*** LISTED ENTRIES ***

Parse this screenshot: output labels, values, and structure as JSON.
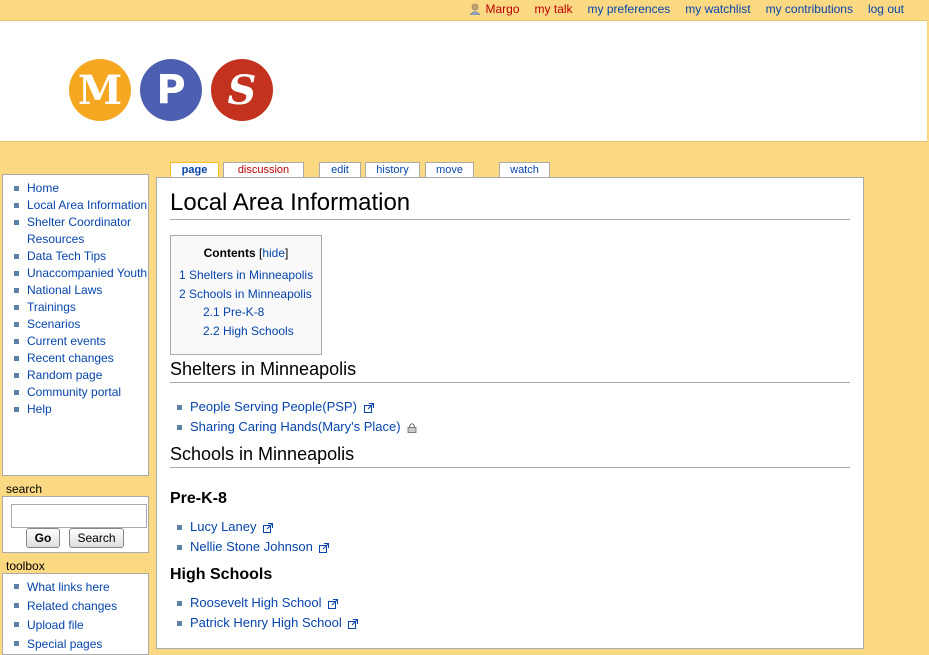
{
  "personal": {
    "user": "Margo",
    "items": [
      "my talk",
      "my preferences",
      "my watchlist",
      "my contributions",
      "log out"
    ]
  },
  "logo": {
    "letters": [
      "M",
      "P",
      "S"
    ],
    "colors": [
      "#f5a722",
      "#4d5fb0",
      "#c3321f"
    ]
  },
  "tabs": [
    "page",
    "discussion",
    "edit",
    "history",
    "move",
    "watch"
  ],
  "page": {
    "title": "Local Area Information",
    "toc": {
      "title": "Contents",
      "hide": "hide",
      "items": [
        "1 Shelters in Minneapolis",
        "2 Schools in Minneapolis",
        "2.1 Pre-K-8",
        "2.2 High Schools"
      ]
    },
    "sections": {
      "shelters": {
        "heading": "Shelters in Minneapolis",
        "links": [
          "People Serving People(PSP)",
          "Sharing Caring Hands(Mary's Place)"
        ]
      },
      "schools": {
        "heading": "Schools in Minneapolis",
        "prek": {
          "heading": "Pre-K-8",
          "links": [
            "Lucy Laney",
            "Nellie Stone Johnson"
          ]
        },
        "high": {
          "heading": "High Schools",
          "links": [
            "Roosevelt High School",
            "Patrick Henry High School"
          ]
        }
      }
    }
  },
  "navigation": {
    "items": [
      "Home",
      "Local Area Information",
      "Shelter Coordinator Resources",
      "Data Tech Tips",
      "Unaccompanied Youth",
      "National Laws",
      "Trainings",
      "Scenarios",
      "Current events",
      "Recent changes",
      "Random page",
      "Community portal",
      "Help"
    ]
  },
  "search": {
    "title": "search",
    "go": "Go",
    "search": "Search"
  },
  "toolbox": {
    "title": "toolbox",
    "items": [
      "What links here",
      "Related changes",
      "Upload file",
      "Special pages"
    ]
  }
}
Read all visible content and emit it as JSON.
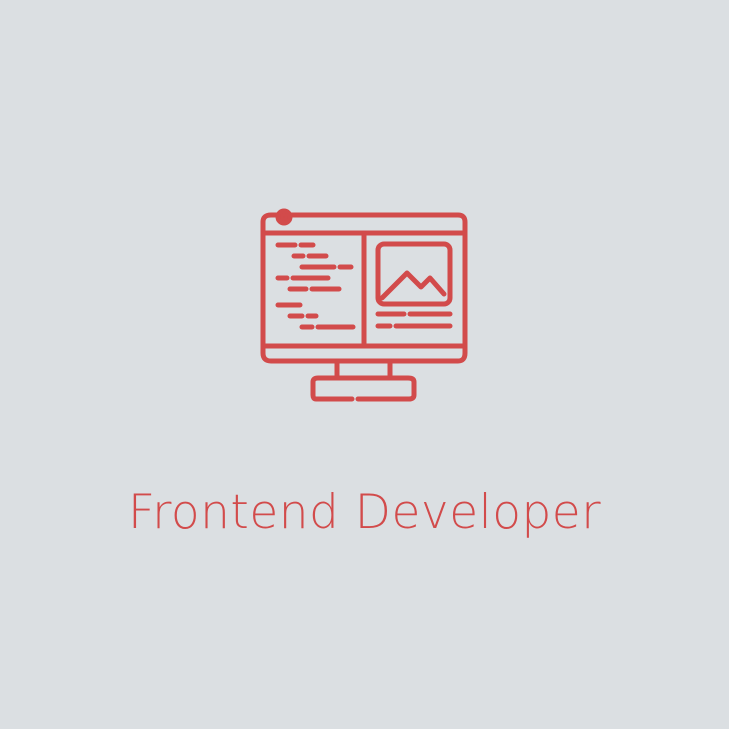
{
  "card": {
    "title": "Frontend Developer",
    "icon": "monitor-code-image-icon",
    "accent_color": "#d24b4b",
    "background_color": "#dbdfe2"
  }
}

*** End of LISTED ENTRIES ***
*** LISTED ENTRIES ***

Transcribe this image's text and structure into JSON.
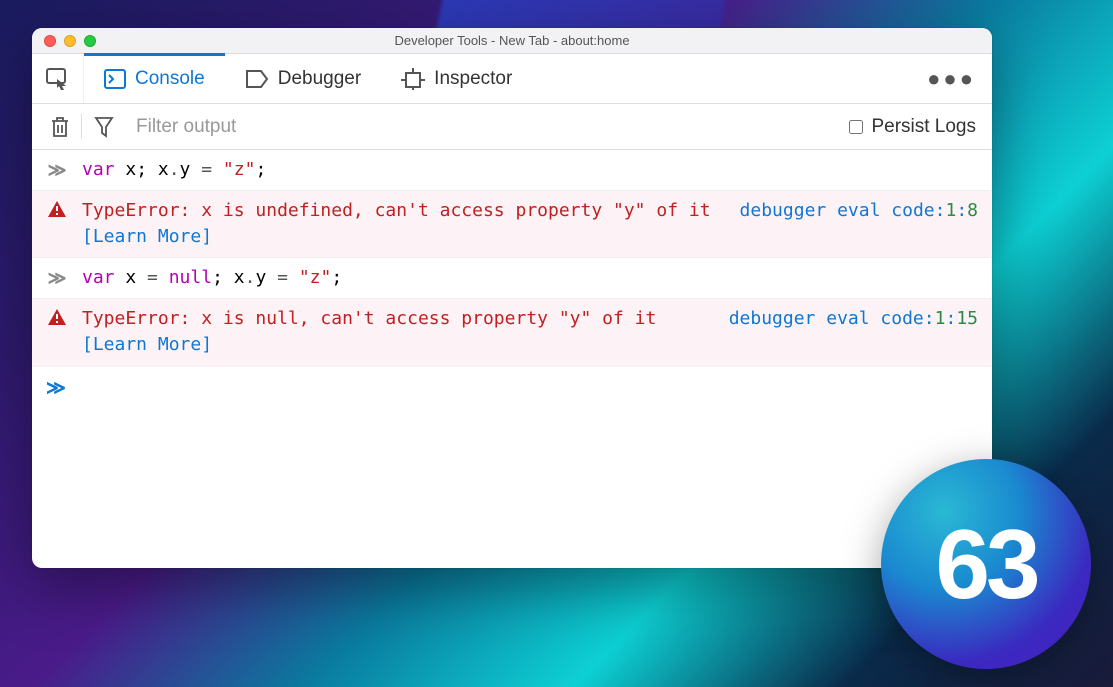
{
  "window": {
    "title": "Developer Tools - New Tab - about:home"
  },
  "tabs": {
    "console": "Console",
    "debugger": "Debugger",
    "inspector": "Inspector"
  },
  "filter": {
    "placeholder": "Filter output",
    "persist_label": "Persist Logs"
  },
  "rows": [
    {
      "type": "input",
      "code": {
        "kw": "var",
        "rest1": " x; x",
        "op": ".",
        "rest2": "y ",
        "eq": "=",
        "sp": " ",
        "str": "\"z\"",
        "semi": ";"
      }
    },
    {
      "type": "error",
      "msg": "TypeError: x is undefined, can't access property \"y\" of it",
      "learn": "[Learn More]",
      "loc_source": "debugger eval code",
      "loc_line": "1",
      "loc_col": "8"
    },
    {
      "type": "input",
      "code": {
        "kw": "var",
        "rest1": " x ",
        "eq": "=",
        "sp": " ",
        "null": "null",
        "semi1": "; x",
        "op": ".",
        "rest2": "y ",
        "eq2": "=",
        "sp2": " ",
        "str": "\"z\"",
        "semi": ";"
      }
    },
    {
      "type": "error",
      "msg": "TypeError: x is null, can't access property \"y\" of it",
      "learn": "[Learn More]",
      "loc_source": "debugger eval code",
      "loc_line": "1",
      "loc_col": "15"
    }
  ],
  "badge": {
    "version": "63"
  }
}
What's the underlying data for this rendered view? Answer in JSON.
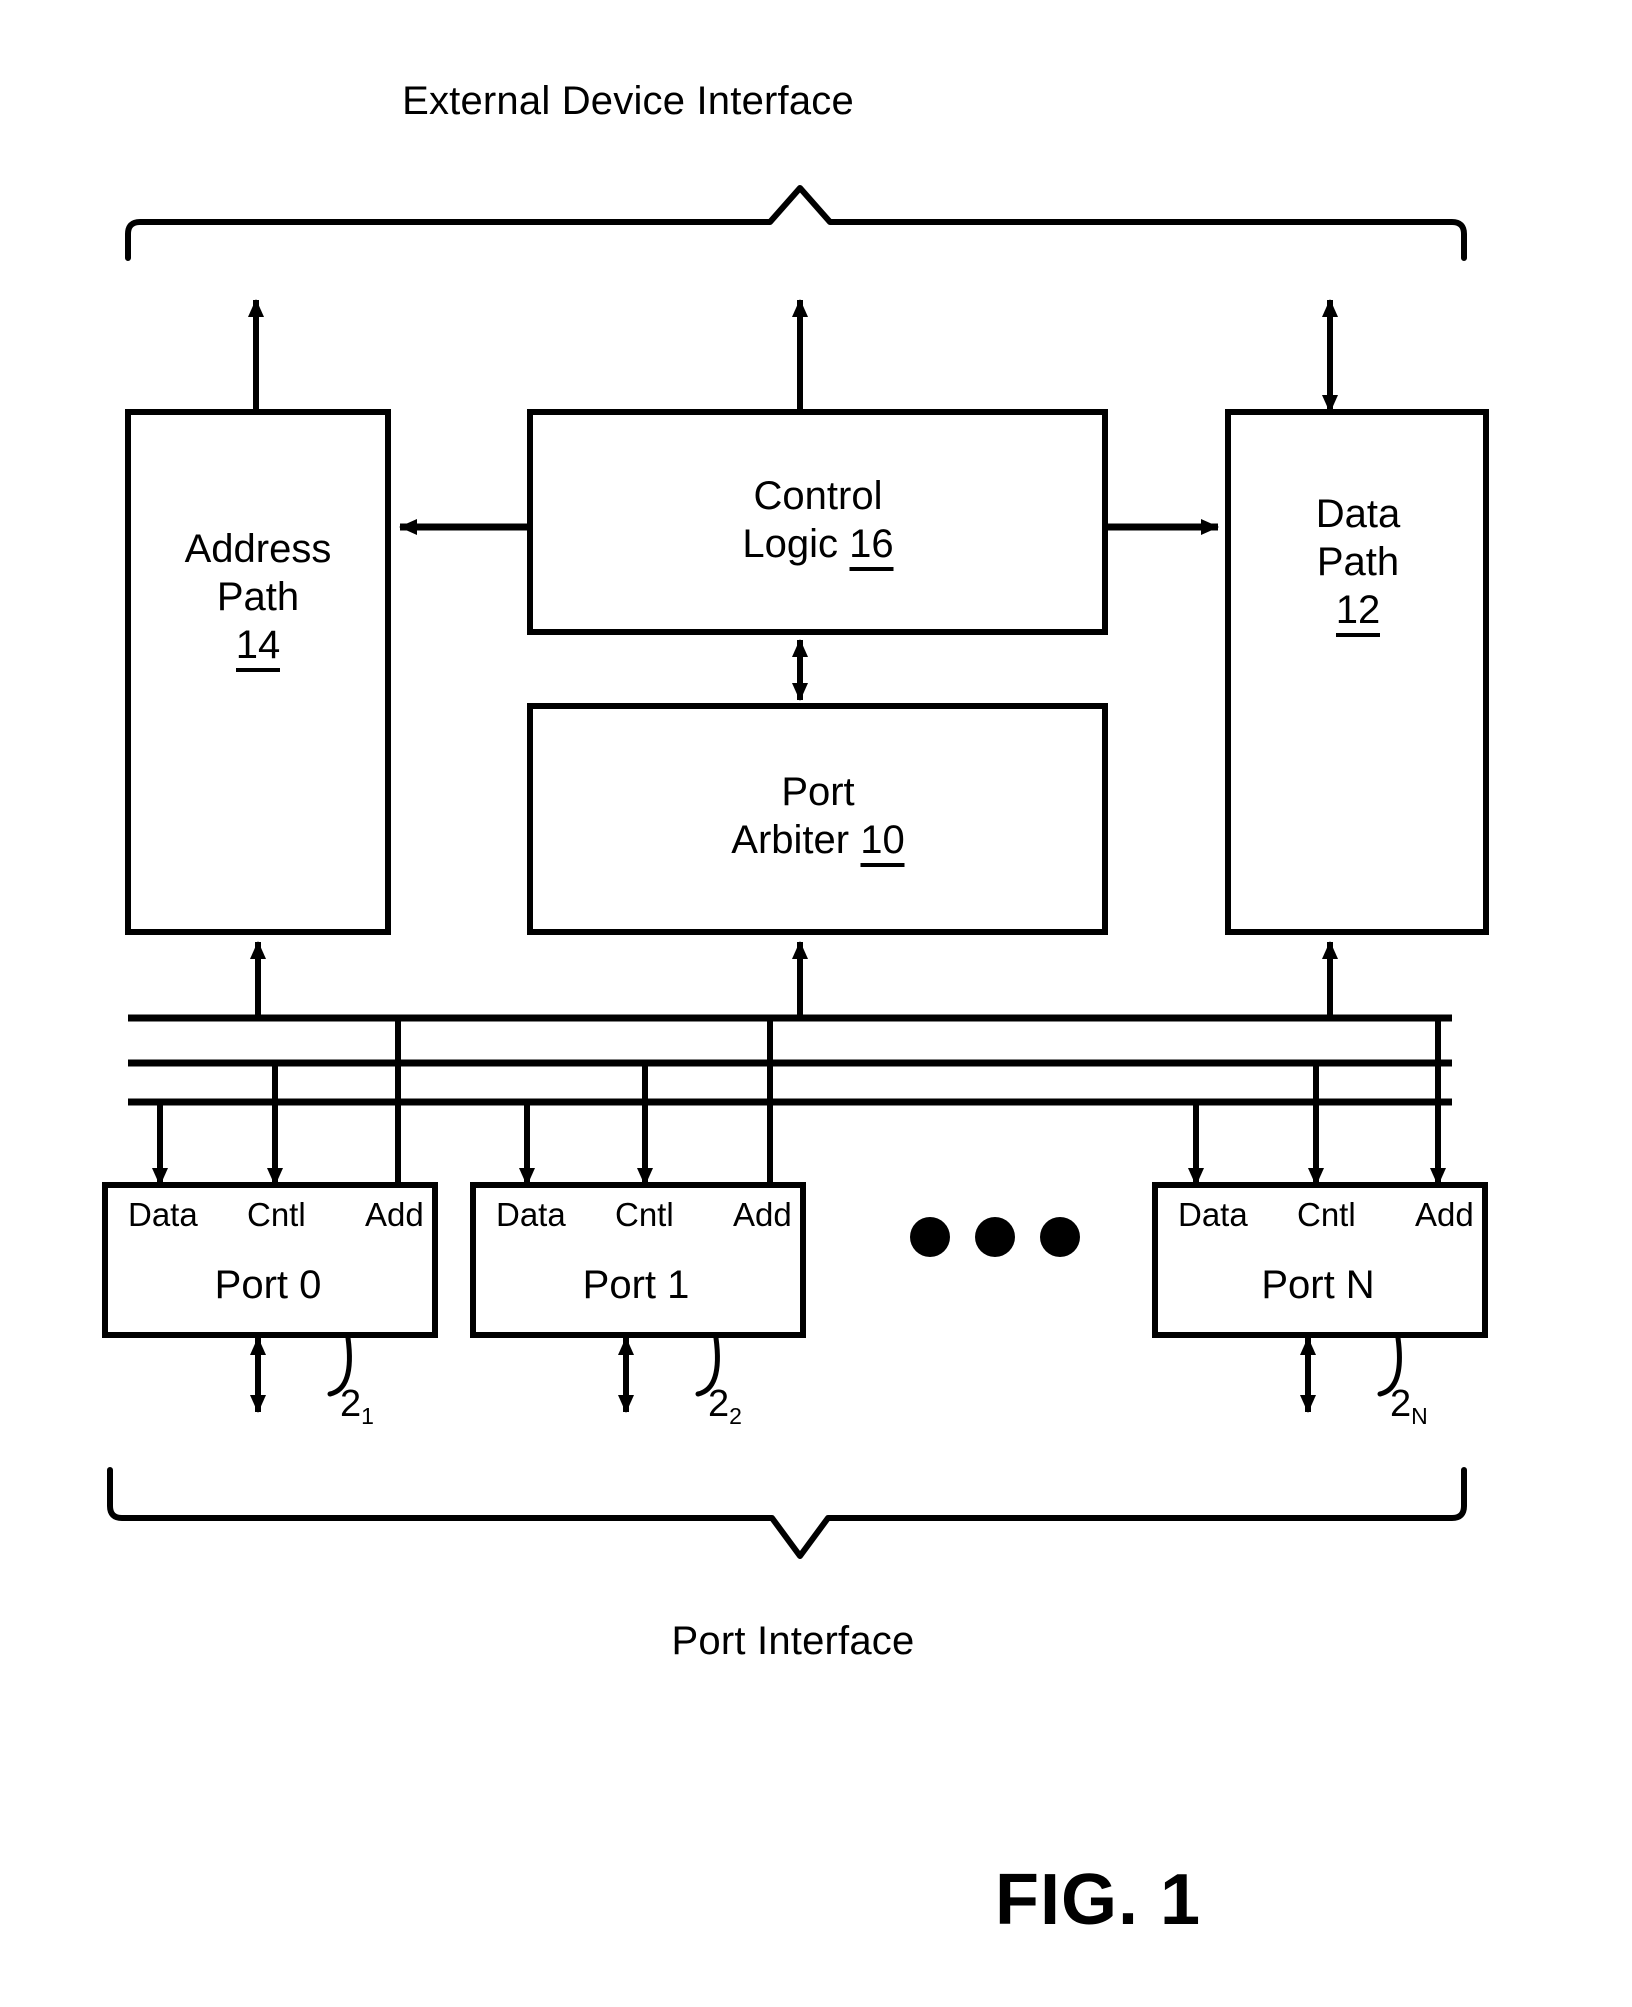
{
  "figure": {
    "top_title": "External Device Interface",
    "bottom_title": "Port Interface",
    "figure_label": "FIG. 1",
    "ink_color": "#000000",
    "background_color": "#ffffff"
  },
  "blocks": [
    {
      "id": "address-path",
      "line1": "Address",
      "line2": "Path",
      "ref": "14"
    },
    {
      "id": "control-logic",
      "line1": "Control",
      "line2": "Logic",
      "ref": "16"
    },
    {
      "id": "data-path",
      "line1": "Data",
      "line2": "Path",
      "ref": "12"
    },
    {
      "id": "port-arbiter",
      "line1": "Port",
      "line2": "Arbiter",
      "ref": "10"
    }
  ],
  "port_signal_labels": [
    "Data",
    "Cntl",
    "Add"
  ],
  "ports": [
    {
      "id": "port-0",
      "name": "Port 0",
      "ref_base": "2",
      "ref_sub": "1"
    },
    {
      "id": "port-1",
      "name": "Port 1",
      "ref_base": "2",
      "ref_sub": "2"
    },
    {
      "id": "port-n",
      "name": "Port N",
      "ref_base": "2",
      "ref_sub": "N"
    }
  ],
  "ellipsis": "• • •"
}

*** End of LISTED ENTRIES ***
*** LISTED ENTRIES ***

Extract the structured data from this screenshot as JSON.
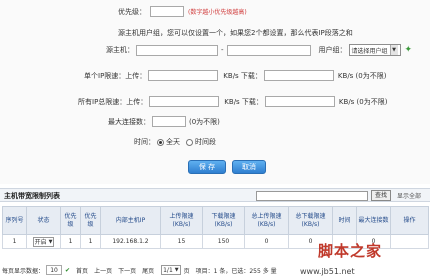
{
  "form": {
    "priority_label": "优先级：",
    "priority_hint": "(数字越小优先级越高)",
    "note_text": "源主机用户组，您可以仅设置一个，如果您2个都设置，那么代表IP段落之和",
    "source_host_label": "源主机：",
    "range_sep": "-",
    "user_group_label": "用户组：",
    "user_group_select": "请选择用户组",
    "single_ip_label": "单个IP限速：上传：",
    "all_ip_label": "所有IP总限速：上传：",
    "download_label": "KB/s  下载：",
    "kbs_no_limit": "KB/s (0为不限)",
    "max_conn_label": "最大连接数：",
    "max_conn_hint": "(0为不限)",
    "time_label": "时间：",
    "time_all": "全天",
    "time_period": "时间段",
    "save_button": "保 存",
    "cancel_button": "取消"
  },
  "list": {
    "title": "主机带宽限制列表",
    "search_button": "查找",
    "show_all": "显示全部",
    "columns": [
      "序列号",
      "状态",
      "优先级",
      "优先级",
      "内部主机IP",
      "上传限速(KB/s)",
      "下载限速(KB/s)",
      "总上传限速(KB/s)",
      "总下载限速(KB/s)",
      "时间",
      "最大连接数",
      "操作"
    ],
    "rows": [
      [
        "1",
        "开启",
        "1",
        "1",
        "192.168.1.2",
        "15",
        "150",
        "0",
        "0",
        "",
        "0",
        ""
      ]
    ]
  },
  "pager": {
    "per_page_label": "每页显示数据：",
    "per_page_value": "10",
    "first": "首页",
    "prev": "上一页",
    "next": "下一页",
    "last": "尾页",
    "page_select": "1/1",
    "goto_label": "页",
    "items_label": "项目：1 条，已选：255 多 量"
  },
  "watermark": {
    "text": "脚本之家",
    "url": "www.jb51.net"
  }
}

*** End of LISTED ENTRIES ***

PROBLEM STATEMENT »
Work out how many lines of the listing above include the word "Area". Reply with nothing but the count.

PROBLEM SOLUTION »
2